Word classes

Words can be grouped according to their function, or what they ‘do’, in a sentence. Words are grouped into the following main classes:

  • nouns
  • adjectives
  • verbs
  • adverbs
  • prepositions
  • connectives

Nouns and pronouns

Nouns are by far the largest category of words in English. They signify all kinds of physical things both living and inanimate. They also signify imagined things like ‘a ghost’; and ideas or concepts, such as ‘love’, ‘guilt’ or ‘fate’.

They are divided into three main groups:

  • concrete nouns
  • abstract nouns
  • proper nouns

Concrete nouns signify things, either in the real or imagined world. If a word signifies something that can be detected with the senses, then it is a concrete noun, eg:

  • table
  • football
  • candle
  • car
  • building
  • phone

Examples in full sentences:

The football lay discarded on the pitch.

The candle glowed in the darkness.

The crowd cheered in excitement.

Abstract nouns refer to concepts and exist as ideas, rather than objects you can touch, eg:

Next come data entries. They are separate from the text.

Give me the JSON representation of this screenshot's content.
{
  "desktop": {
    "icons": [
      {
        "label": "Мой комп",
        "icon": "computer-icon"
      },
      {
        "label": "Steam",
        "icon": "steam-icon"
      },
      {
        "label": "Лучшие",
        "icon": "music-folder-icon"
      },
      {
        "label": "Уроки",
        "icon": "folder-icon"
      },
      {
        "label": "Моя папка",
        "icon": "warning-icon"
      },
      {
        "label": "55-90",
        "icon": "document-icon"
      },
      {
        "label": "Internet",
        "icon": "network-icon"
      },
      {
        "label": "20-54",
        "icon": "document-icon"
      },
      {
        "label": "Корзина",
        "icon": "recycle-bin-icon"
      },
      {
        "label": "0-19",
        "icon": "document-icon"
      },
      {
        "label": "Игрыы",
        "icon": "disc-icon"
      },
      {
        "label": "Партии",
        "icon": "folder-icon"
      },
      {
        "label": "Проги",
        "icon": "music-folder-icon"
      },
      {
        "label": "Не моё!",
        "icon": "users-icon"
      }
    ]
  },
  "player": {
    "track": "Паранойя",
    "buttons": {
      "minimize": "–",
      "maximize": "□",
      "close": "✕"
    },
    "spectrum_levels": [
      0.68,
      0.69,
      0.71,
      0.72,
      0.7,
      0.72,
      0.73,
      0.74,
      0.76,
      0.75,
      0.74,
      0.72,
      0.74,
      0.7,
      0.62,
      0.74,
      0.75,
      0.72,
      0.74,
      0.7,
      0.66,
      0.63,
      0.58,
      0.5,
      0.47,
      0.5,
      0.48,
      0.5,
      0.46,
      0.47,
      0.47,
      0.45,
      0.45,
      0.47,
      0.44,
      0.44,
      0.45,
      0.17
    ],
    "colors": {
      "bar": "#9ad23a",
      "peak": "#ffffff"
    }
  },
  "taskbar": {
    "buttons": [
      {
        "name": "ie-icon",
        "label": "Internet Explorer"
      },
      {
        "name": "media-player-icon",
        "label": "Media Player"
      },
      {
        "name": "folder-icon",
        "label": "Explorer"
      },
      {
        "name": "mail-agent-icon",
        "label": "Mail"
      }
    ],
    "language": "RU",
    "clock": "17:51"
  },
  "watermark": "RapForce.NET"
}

  • love
  • hope
  • intelligence
  • hate
  • courage

Examples in full sentences:

There was hope in his eyes as he looked up.

Intelligence can be measured in several ways.

He was full of courage as he walked towards the battlefield.

Love is all around but hate hides in the shadows.

Proper nouns are also called naming nouns. They refer to the actual name of an individual example of a common noun. Names of people, places, companies, institutions, rivers (and more) are all proper nouns. Proper nouns begin with a capital letter.

Example in a sentence:

Ryan had never been to London before that Saturday.

Common nounProper noun
riverthe River Taff
waterfallNiagara Falls
oceanAtlantic Ocean


Pronouns take the place of proper nouns in a sentence.

  • I
  • he
  • she
  • it


Sarah was tired. = She was tired.

Dev bought a new bike. = He bought a new bike.

The coffee was expensive. = It was expensive.


An adjective is a describing word that adds qualities to a noun or pronoun. An adjective normally comes before a noun, eg:

  • The greedy man counted each shiny coin in his money pile; he rubbed his grubby hands excitedly.

An adjective can also come after a noun or pronoun:

  • He was extremely greedy.
  • My mother seemed to be uncertain.

Adjective phrases are describing phrases. For example:

  • The exceedingly tasty pie sat on the table.
  • The incredibly high price of tickets put her off the festival.
  • She was intelligent but extremely arrogant.


A verb lies at the heart of a sentence. It describes the action or state of the subject. It is the ‘doing’ or ‘being’ part of the sentence.

  • Abigail ran through the field.
  • Jane tore off the wrapping paper.

Some verbs can also link extra information about their subject to an adjective:

  • The cake was delicious.
  • Noah appeared unwell.